Coaches are welcome to drop off passengers in front of the house, which is in Post Street  just beyond the pelican crossing. For long term parking, coaches can park in at Bridge Place Pay and Display Car Park – ½ a mile from the house – at a charge of £10. To book a coach to park at Bridge Place Godmanchester please telephone Huntingdonshire District Council on 01480 388388 and ask to speak to the Operations Division or you can email: crm_ops@huntingdonshire.gov.uk.

Other opening


Island Hall's history and features

Island Hall is an elegant riverside mansion built in the late 1740s. It is built of red brick with stone dressings to windows and doors, to a neat, classical design, the central three-storey portion standing under a classical triangular pediment.

The frontage to the road is exactly matched by the garden front. Both side wings are two storeys. The central porches on both sides have Tuscan columns and stone surrounds, and the windows on the first floor have distinctive, Baroque stone surrounds.
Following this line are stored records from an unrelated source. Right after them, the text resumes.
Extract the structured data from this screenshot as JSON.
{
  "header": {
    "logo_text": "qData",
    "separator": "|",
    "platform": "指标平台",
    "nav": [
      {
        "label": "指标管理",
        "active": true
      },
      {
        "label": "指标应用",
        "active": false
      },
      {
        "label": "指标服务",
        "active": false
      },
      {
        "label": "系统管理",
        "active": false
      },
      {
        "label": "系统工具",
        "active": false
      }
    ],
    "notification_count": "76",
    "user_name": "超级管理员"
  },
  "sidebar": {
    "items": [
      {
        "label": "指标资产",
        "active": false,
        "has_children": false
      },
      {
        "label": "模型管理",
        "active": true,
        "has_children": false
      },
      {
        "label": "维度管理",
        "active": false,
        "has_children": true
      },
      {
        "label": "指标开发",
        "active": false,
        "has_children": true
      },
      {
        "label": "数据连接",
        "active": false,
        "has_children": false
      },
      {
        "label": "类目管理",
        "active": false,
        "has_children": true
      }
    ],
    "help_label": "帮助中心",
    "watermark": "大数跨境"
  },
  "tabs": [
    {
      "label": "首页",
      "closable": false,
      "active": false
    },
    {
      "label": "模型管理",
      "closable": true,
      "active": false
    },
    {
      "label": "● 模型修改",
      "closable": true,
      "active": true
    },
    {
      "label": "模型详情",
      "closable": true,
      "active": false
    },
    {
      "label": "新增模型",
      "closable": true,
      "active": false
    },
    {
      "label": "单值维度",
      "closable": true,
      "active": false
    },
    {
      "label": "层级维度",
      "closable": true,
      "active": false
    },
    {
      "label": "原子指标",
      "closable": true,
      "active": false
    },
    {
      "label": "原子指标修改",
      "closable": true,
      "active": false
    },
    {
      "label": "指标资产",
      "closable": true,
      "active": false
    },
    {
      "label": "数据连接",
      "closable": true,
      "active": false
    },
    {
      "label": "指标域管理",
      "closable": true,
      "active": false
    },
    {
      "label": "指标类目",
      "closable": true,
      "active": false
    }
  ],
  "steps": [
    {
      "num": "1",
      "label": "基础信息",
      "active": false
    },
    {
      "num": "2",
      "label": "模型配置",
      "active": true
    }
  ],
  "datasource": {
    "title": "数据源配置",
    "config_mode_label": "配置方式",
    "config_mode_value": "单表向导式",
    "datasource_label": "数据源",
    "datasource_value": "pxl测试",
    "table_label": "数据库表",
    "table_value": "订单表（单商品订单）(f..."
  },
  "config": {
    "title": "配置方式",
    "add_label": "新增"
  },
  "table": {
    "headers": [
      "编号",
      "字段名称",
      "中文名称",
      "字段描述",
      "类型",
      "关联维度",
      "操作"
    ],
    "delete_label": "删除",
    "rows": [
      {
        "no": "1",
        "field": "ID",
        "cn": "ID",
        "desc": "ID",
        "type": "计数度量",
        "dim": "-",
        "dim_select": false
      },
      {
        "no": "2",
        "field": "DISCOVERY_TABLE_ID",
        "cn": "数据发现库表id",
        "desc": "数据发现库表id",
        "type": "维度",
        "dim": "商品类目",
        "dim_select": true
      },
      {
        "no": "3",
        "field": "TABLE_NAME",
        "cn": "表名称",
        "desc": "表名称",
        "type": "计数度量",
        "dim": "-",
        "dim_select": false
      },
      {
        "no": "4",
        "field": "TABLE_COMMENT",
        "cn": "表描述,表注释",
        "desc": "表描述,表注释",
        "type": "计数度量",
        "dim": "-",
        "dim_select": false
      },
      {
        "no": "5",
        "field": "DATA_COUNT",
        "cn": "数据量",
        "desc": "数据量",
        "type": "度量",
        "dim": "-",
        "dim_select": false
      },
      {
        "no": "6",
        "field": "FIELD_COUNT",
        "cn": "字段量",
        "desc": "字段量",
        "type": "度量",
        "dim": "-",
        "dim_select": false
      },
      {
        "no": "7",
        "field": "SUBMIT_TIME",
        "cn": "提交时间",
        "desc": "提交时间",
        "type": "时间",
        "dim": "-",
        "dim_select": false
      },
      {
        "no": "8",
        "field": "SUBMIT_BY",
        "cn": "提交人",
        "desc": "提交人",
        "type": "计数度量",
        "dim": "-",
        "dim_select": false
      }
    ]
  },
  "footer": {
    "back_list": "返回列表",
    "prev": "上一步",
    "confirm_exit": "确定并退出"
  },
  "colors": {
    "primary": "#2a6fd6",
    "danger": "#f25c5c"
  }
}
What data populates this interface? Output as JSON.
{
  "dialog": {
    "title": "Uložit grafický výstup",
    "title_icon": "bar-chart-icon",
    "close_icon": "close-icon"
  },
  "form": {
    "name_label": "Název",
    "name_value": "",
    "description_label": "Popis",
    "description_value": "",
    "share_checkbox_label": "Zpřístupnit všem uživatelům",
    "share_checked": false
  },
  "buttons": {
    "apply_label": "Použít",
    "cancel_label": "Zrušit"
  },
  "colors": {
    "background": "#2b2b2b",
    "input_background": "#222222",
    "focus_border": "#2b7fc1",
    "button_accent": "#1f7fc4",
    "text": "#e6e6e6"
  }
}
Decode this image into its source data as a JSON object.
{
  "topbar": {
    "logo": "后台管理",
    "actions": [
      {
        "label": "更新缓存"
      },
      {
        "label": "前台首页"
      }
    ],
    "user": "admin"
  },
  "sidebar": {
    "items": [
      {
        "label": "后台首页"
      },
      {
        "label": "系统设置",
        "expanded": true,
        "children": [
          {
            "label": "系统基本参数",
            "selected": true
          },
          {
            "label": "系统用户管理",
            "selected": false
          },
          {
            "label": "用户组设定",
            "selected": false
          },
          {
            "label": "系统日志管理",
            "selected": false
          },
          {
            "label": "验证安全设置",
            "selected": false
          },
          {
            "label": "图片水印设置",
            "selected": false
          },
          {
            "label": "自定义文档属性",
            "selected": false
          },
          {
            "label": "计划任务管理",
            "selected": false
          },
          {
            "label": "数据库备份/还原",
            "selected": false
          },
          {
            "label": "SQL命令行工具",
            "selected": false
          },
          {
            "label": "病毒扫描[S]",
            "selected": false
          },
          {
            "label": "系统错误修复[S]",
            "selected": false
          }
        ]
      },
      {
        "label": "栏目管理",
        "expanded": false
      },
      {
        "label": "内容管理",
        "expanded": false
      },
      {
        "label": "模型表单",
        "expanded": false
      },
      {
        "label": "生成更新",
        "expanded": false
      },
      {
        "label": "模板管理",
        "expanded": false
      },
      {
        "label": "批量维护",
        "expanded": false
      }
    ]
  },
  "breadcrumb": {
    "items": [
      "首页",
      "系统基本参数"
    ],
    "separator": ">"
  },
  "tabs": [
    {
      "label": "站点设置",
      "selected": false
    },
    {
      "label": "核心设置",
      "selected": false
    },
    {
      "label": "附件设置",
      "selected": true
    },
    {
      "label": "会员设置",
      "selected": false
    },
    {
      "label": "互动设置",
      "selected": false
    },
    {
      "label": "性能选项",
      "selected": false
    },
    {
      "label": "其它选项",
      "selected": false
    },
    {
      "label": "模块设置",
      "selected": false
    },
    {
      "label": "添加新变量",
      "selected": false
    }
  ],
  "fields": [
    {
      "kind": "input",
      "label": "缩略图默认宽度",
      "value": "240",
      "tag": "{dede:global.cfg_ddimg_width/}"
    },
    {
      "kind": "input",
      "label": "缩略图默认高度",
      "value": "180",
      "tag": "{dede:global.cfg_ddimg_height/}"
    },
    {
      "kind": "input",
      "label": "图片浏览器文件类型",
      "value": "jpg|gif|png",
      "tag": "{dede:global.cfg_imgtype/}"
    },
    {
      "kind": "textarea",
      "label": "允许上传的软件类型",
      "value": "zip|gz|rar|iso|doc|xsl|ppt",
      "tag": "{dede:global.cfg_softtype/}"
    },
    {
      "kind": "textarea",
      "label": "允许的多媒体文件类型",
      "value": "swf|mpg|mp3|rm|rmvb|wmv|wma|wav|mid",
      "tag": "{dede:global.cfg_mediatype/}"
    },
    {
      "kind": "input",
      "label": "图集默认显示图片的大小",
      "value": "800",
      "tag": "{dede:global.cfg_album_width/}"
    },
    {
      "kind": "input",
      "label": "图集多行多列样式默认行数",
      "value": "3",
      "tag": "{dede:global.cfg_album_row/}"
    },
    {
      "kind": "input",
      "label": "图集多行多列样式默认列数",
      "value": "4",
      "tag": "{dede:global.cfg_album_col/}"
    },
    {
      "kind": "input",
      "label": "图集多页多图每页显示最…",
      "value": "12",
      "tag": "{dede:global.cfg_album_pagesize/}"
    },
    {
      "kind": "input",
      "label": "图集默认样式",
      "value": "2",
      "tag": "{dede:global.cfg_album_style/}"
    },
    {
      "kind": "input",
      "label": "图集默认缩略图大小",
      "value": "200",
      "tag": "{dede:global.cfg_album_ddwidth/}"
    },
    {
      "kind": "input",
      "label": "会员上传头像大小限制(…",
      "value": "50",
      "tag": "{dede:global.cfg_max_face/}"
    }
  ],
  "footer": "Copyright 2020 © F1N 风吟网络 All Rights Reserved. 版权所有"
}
The interior of Island Hall has some very fine elements, a spacious stone-flagged entrance hall, with a screen of Doric columns, and an exceptionally handsome oak staircase with a carved acanthus leaf scroll detail and turned and twisted balusters. The drawing room and dining room also have exceptionally handsome carved wood panelling original to the building of the house.

It is, in feel, very much in the spirit of an early Georgian country house, but is in fact built within the small town of Godmanchester. The house was built for John Jackson Esq, Receiver-General for Huntingdon, and bought by Jacob Julian Baumgartner in 1804, a merchant of Huguenot Swiss extraction.

Restoration

Given over to the WAAF and RAF during the war, converted to flats after the war, and in 1977 badly damaged by fire, it was initially restored by the Herrtage family, with the help of a Historic Buildings Council repairs grant and was then bought by Christopher Vane Percy, a direct descendant of Jacob Julian Baumgartner, in 1983, as home for himself, his wife, Lady Linda, and their three children, Maximilian, Grace and Tryce. It is furnished and decorated as a family home, and includes portraits and heirlooms, including a portrait of a Percy relation, Selina, Countess of Huntingdon.

The Bridge and Gardens

The gardens are enclosed with 18th century brick walls and mature trees, and are connected by a Chinese-style bridge to the island in the River Great Ouse from which the house takes its name. The Chinese bridge is a replica of the original 18thcentury bridge, long lost, but happily recorded in old photographs. Rebuilt in 1988, the bridge's restoration received the 1989 Environmental trophy from the Rotary Club of Huntingdon, and the Cambridge Association of Architects Craftsmanship Award in the same year. The restoration of the 18th century cupola to the mews house, in 1995, also received a Conservation and Design Award from the District Council.